You have decided you want to end your marriage and you are wondering how to pay for an attorney to represent you in your case. Frequently asked questions about attorney fees in divorce cases California include:
- Can I use a joint checking account or community property account to pay for my attorney fees in a divorce case in California?
- Can I use my own separate account to pay for attorney fees in my divorce?
- Will my spouse have to pay my attorney fees in my divorce in California?
- When do I ask the court for an order requiring my spouse to pay for my lawyer?
- Will I have to pay for my attorney fees and pay my spouse’s attorney fees, too?
Community funds, including a joint checking account or savings account can be used to pay attorney fees and necessities of life during the pendency of a divorce case. It is important, however, to keep careful accounting of all community funds used for attorney fees or any purpose, because Family Code section 721 requires a party who has utilized community assets to account to the other party about how such assets were used.
A separate property account may also be used to pay attorney fees and the party who owns such account may also be required to pay the attorney fees of the other party. Family Code section 2032 allows for the attorney fees of spouse who is in an inferior financial position to be paid from the separate income or assets of a spouse in a superior financial position. Automatic temporary restraining orders (ATROs) go into effect when a Petition for Dissolution (divorce) has been filed. The ATROs prohibit the use or transfer of community and separate assets for most purposes, with the exception of attorney fees. In other words, payment of attorney fees for family law cases from community or separate funds is permitted in California without first obtaining the permission of the other party or permission from the court. However, any party using assets for attorney fees or any other purpose after a divorce case has begun should be prepared to account to the other party as to when and how such funds were used.
If a Petition for dissolution has been filed with the court, then you will file a Request for Order (RFO) asking the court to make orders requiring your spouse to pay your attorney fees for your divorce case.
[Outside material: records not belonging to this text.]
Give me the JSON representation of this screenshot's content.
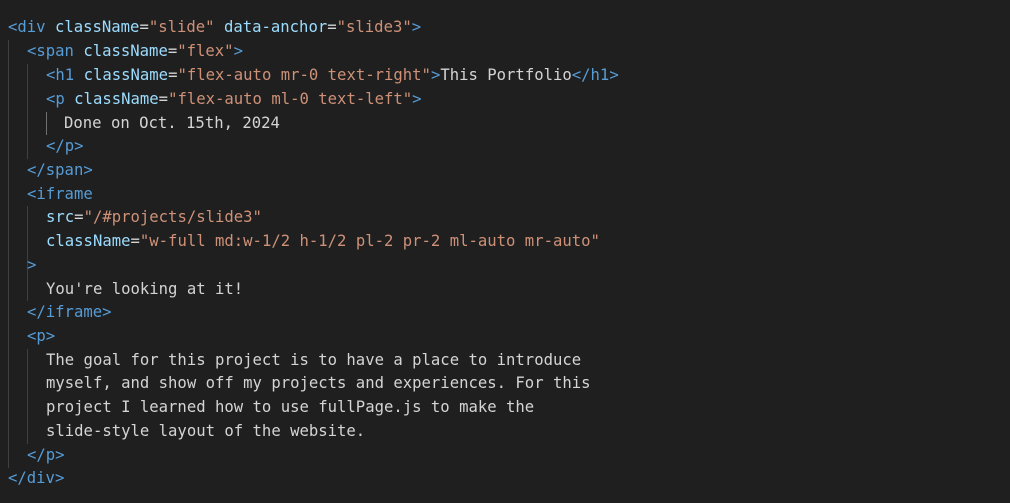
{
  "colors": {
    "background": "#1f1f1f",
    "tag": "#569cd6",
    "attribute": "#9cdcfe",
    "string": "#ce9178",
    "text": "#d4d4d4",
    "indent_guide": "#404040",
    "indent_guide_active": "#707070"
  },
  "code": {
    "l1": {
      "open": "<div",
      "a1": "className",
      "eq1": "=",
      "v1": "\"slide\"",
      "a2": "data-anchor",
      "eq2": "=",
      "v2": "\"slide3\"",
      "close": ">"
    },
    "l2": {
      "open": "<span",
      "a1": "className",
      "eq1": "=",
      "v1": "\"flex\"",
      "close": ">"
    },
    "l3": {
      "open": "<h1",
      "a1": "className",
      "eq1": "=",
      "v1": "\"flex-auto mr-0 text-right\"",
      "close": ">",
      "text": "This Portfolio",
      "end": "</h1>"
    },
    "l4": {
      "open": "<p",
      "a1": "className",
      "eq1": "=",
      "v1": "\"flex-auto ml-0 text-left\"",
      "close": ">"
    },
    "l5": {
      "text": "Done on Oct. 15th, 2024"
    },
    "l6": {
      "end": "</p>"
    },
    "l7": {
      "end": "</span>"
    },
    "l8": {
      "open": "<iframe"
    },
    "l9": {
      "a1": "src",
      "eq1": "=",
      "v1": "\"/#projects/slide3\""
    },
    "l10": {
      "a1": "className",
      "eq1": "=",
      "v1": "\"w-full md:w-1/2 h-1/2 pl-2 pr-2 ml-auto mr-auto\""
    },
    "l11": {
      "close": ">"
    },
    "l12": {
      "text": "You're looking at it!"
    },
    "l13": {
      "end": "</iframe>"
    },
    "l14": {
      "open": "<p>"
    },
    "l15": {
      "text": "The goal for this project is to have a place to introduce"
    },
    "l16": {
      "text": "myself, and show off my projects and experiences. For this"
    },
    "l17": {
      "text": "project I learned how to use fullPage.js to make the"
    },
    "l18": {
      "text": "slide-style layout of the website."
    },
    "l19": {
      "end": "</p>"
    },
    "l20": {
      "end": "</div>"
    }
  }
}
The court will consider the attorney fees you need to retain an attorney and the attorney fees required to have representation throughout the pendency of your divorce case.
Family Code sections 2030 states that each party shall have equal access to legal representation in a divorce, legal separation and annulment proceeding, and this means that one spouse may be required to pay the attorney fees of the other spouse. Income and Expense Declarations (FL-150) must be filed when seeking attorney fees in a family law case, as well as a declaration that addresses the factors in Family Code section 4320. Those factors include the income, earning capacity, assets, and debts of each party; the age and health of each party; duration of the marriage; and, the ability of a party to be gainfully employed without unduly interfering with the interests of the dependent children in the care of that party. While taking into consideration the factors in Family Code section 4320, the court will determine if one spouse is in the position to pay his or her attorney fees in addition to those of the other party. Also, in circumstances where one parent has custody of the parties’ minor children, the non-custodial parent who is in a financial position to pay his or her own fees and those of the other party, may be ordered to pay both.
Divorce will likely place a financial strain on both parties and the family courts will do their best to ensure that both parties can be represented and that such costs are allocated as equitably as possible given the parties’ respective financial positions.